The reactor employed is depicted in FIG. 2. The cultures were maintained at a temperature of 37° C. and a pressure of approximately 1 atm. The fiber employed was Amicon PW-60, 25 cm long, mounted in a 5 mm O.D. glass tube. The culture growth medium was a rich medium containing 10 g tryptone, 10 g NaCl, and 5 g yeast extract per liter of water, pH 6.5-7.5. In addition, 20μ g/ml of thymine was added. The nutrient medium was saturated with pure oxygen at 1 atm before perfusion through the reactor and humidified oxygen gas at 1 atm was continuously passed through the reactor shell space following the inoculation procedure. Besides following the production of β-lactamase, the cell density in the reactor was also monitored. For the E. coli cultures, cell densities of 2×1012 cells/ml of void space in the sponge region were observed. This density corresponds to the situation in which the volume of the cells accounts for 60-70% of the available space within the fiber wall. In conventional fermentation processes where significant attempts have been made to attain high cell densities, the highest densities reported are between 1×1010 and 1×1011 cells/ml of suspending medium. If the productivity of the reactor system is the same per cell, the subject reactor provides a significant reduction in the reactor volume for a given reactor production rate. In a few instances, cell packing densities were observed which were nearly 100% of the available space, with the hollowfiber culture appearing as a tissue cell mass analogous to the situation seen in the body where blood capillaries supply the body's tissue cells.
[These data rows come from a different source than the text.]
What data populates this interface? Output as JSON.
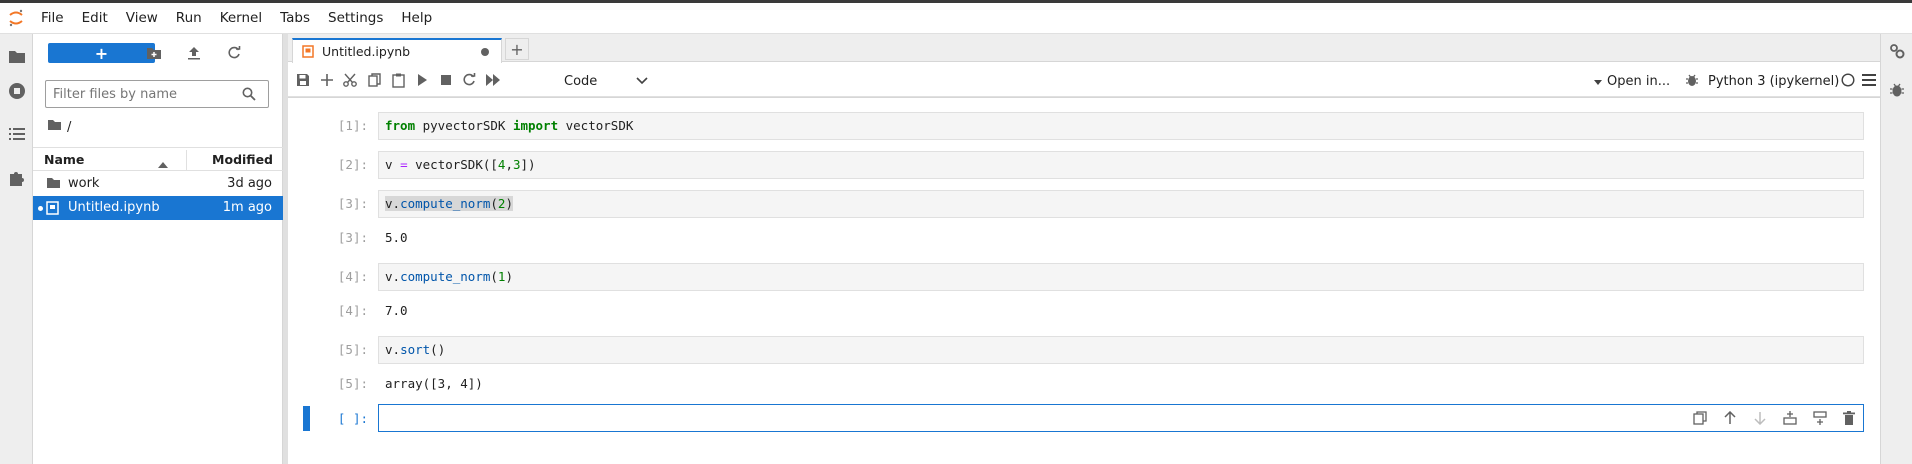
{
  "menubar": {
    "items": [
      "File",
      "Edit",
      "View",
      "Run",
      "Kernel",
      "Tabs",
      "Settings",
      "Help"
    ]
  },
  "filebrowser": {
    "new_label": "+",
    "filter_placeholder": "Filter files by name",
    "breadcrumb": "/",
    "header": {
      "name": "Name",
      "modified": "Modified"
    },
    "files": [
      {
        "name": "work",
        "modified": "3d ago",
        "type": "folder",
        "selected": false
      },
      {
        "name": "Untitled.ipynb",
        "modified": "1m ago",
        "type": "notebook",
        "selected": true
      }
    ]
  },
  "tab": {
    "label": "Untitled.ipynb",
    "new_tab": "+"
  },
  "toolbar": {
    "cell_type": "Code",
    "open_in": "Open in...",
    "kernel": "Python 3 (ipykernel)"
  },
  "cells": [
    {
      "prompt": "[1]:",
      "code": "from pyvectorSDK import vectorSDK"
    },
    {
      "prompt": "[2]:",
      "code": "v = vectorSDK([4,3])"
    },
    {
      "prompt": "[3]:",
      "code": "v.compute_norm(2)",
      "out_prompt": "[3]:",
      "output": "5.0"
    },
    {
      "prompt": "[4]:",
      "code": "v.compute_norm(1)",
      "out_prompt": "[4]:",
      "output": "7.0"
    },
    {
      "prompt": "[5]:",
      "code": "v.sort()",
      "out_prompt": "[5]:",
      "output": "array([3, 4])"
    },
    {
      "prompt": "[ ]:",
      "code": ""
    }
  ],
  "colors": {
    "accent": "#1976d2",
    "keyword": "#008000",
    "function": "#0055aa"
  }
}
β-Lactamase production by E. coli cultures was obtained from dead cells, rather than by excretion, and continued at significant levels for at least three weeks and no fall off in enzyme productivity was observed at the time of termination. The β-lactamase production rate, expressed in terms of units enzyme activity/cell-hr was only 1% of that measured in a comparable batch shaker-flask culture conducted for comparison. However, if the β-lactamase productivity is expressed in terms of units enzyme activity/volume of reactor-hr., the hollow fiber reactor is producing at a rate of 100 times higher than the productivity measured in the shaker-flask culture. Therefore, while the reactor under relatively non-optimum conditions was not performing as well as a shaker-flask culture on a cell basis, on a reactor volume basis, the culture was approximately two orders of magnitude more productive than the comparable shaker-flask culture. Enzyme concentrations of 0.2-0.4 units/ml were achieved.
It is evident from the above results, that the subject invention provides a highly efficient compact reactor, where extremely high cell densities can be achieved. By providing optimum conditions for diffusing the nutrients into the pores of the hollow fibers, substantially all of the void space of the hollow fiber walls can be filled with cells and rapid and efficient metabolism of substrates in the nutrient medium and the lumen achieved. By virtue of the effective nutrient distribution good viability of the cells is maintained for long periods of time, so that the reactor maintains a high efficiency. By recycling, enhanced conversion of substrates can be achieved. Furthermore, relatively few cells pass into the lumen, so that the removal of the cells from the nutrient medium stream can be effectively achieved. By employing the subject reactors with microorganisms or other cells, high yields may be obtained of a wide variety of naturally occurring compounds or of enzymatically transformed products.
Although the foregoing invention has been described in some detail by way of illustration and example for purposes of clarity of understanding, it will be obvious that certain changes and modifications may be practiced within the scope of the appended claims.